Websites have been targeted
Along with a number of other reputable Internet companies our domain name
is being used on forged email.
The forged email may contain one or more of these...
- Ojectionable or inflammatory content.
- An attachment containing a virus.
- A clickable link appearing to be directed to our web site, but in fact linked elsewhere.
What we do
Emails are easy to forge and can originate from any area in the world.
It is not possible for us to stop these emails. However we do take proactive measures and work
with the relevant police and other authorities. When the source can be identified we
give active support to assist prosecution.
What we don't do
- We do not send unsolicited email.
- We do not pass email details to any third party.
- We never send emails containing an active script.
- We do not send emails containing an attachment unless the recipient is expecting it.
- We do not insert 'beacons' in emails or web pages.
What you should do
- If you receive an unexpected email from any source (including from our domain name) you

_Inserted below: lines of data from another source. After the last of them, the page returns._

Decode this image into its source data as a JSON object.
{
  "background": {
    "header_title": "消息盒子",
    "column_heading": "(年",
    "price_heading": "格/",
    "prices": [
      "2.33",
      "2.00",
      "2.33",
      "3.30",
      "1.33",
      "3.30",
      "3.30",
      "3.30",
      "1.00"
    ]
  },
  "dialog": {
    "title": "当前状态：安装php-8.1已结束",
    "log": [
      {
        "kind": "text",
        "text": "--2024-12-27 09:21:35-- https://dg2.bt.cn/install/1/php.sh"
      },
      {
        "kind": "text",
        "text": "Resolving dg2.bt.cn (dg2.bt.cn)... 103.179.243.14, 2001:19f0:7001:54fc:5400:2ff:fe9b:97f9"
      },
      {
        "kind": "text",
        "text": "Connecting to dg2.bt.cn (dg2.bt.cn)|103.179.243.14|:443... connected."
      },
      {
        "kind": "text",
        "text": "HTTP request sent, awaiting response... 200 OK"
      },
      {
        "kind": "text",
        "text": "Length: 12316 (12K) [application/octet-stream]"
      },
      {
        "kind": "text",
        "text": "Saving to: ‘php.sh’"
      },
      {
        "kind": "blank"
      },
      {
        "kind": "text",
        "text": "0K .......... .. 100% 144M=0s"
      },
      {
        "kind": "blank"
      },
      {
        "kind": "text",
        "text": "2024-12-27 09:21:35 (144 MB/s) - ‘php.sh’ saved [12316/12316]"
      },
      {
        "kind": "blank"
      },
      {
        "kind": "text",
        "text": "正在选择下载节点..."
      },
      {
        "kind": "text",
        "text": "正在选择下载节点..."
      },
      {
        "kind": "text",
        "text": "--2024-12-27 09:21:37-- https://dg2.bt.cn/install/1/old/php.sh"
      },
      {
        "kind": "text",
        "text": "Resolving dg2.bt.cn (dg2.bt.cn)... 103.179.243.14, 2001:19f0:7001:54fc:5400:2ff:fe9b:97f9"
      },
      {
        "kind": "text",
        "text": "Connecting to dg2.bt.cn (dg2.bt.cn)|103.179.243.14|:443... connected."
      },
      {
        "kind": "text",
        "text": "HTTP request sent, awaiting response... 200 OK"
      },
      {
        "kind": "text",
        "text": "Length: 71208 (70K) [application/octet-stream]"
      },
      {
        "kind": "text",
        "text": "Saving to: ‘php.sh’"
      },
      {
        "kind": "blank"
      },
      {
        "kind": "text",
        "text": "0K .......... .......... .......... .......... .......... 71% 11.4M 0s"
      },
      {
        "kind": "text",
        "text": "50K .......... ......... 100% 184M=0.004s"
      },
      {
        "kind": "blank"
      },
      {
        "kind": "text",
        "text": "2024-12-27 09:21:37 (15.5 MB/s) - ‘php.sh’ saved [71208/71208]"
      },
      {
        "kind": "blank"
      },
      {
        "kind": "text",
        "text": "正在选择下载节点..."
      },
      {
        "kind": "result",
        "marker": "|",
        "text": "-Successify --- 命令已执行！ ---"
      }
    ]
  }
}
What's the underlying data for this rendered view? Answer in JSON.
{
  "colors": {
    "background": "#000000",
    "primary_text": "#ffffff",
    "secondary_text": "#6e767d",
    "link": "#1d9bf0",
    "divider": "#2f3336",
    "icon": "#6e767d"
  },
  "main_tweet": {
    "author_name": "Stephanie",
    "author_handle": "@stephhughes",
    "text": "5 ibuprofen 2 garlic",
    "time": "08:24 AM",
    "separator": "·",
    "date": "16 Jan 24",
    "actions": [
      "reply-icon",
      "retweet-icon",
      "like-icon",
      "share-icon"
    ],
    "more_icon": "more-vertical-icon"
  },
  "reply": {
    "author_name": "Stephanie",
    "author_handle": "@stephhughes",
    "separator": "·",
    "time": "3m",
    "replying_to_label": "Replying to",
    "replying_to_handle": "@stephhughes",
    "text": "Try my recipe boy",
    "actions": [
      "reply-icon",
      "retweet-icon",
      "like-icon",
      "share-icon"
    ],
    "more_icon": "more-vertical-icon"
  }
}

should treat it with suspicion.
- If you receive an unexpected email from us or any other source do not open or run any attachment
without first checking it.
- Never reply to a spam email. Do not visit a web site to have your name 'removed' from a mailing list
(unless you are sure the domain is operated by a bona fide organisation) - you are just confirming your email to the spammer.
- If the email contains a link: Before clicking confirm the link points to the expected
Internet domain. (You can view the link target on the bottom bar of the browser)
- Avoid opening HTML email from unknown sources. HTML email can contain a 'beacon' to let the spammer know you have
received and opened the email. More spam will surely follow.
How you can help
Here are a few simple rules to follow when sending email. Please review and follow them whenever possible.
They apply when sending email to us and to any other recipient. If the rules were strictly followed by every
correspondent then the spam and virus problem would be easier to manage.
Be specific in the Email Subject Line. If possible put something in the Subject line a spammer could not know. Avoid
vague Subject Lines like 'My Email', 'Please Help', 'What can I do?'. Spammers often send batches of thousands of emails
- they often use a vague subject which could apply to many diverse recipients.
Do not send Email Attachments unless they are expected. Almost all attachments could contain a virus.
Some attachments cannot contain a virus but often tricks are used to disguise the real attachment type.
In particular please do not send documents (.doc files) from Microsoft applications like Word where a safer
alternative is available. (Convert the file to a .rtf file before transmission)
In our experience unexpected emails containing attachments of any of the following types are most likely to be viruses...
...this list is not exhaustive- there are others. We never open this type of attachment. I recommend you don't either!
Avoid HTML email- use plain text instead. HTML email can contain executable code and often contains
'beacons'. In fact this is one of the main reasons commercial spammers use HTML email. A beacon is a hidden link to a
one pixel transparent image. The image itself does no harm but it is named so the server sending the image can identify
which email it was in. In this way spammers can identify which email addresses are active. Beacons can ultimately identify
other personal details about yourself and your location.